Look through the entries and report how many lines include the word "license". Give the number alone.

Data section start

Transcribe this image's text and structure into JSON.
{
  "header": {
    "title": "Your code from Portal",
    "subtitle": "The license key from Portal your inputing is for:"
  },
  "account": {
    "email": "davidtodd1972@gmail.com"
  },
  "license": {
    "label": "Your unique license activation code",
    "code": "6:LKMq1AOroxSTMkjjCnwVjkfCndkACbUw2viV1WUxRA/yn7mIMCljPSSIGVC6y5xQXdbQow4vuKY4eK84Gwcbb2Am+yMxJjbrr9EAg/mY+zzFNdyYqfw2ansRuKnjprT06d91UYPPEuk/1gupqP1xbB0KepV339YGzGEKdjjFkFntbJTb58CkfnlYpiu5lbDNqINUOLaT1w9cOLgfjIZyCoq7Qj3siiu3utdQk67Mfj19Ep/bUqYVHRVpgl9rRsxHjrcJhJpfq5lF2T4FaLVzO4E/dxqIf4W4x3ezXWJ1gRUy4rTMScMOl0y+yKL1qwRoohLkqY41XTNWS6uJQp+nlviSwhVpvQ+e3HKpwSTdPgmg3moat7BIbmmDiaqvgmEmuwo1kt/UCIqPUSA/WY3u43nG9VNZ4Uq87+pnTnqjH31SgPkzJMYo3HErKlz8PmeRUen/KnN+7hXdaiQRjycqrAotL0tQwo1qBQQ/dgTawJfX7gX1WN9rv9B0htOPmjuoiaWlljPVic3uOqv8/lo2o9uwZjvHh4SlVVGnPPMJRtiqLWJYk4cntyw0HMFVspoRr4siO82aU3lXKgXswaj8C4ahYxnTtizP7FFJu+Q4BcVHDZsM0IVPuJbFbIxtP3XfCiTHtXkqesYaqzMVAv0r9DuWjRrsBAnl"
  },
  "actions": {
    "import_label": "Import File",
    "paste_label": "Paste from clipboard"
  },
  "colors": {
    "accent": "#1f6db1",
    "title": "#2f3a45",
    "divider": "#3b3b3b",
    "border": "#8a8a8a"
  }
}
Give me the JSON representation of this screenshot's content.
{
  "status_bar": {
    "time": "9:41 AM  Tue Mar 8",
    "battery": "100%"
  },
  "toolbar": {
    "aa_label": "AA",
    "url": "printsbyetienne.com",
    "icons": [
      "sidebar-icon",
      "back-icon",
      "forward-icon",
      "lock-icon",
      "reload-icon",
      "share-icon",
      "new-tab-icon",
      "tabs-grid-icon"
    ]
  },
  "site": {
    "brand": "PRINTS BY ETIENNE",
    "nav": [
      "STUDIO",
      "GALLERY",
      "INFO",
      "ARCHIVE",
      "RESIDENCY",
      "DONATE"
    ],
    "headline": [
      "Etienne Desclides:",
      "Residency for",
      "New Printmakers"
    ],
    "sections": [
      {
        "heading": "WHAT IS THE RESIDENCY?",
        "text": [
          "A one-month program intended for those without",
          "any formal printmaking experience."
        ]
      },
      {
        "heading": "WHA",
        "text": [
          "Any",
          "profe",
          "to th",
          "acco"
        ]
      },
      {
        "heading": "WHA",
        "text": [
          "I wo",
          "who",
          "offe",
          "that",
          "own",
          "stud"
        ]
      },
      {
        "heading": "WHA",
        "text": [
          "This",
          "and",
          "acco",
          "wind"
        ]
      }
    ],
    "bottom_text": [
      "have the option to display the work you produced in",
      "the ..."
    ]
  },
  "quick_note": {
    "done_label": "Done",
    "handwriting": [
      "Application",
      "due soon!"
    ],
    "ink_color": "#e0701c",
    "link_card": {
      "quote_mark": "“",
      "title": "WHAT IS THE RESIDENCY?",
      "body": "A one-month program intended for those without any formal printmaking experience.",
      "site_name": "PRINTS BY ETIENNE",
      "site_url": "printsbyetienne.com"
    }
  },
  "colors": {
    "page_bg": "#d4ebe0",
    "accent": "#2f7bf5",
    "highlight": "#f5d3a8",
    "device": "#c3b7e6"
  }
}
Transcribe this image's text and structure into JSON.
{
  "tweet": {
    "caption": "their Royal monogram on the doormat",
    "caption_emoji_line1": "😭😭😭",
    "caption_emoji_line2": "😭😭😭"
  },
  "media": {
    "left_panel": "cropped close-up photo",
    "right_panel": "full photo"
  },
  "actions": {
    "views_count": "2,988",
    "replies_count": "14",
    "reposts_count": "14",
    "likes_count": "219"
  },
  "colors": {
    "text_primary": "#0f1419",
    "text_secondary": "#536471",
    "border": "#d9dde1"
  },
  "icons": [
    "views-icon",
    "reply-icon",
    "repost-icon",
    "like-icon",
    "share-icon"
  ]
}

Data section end

• **Answer below**
3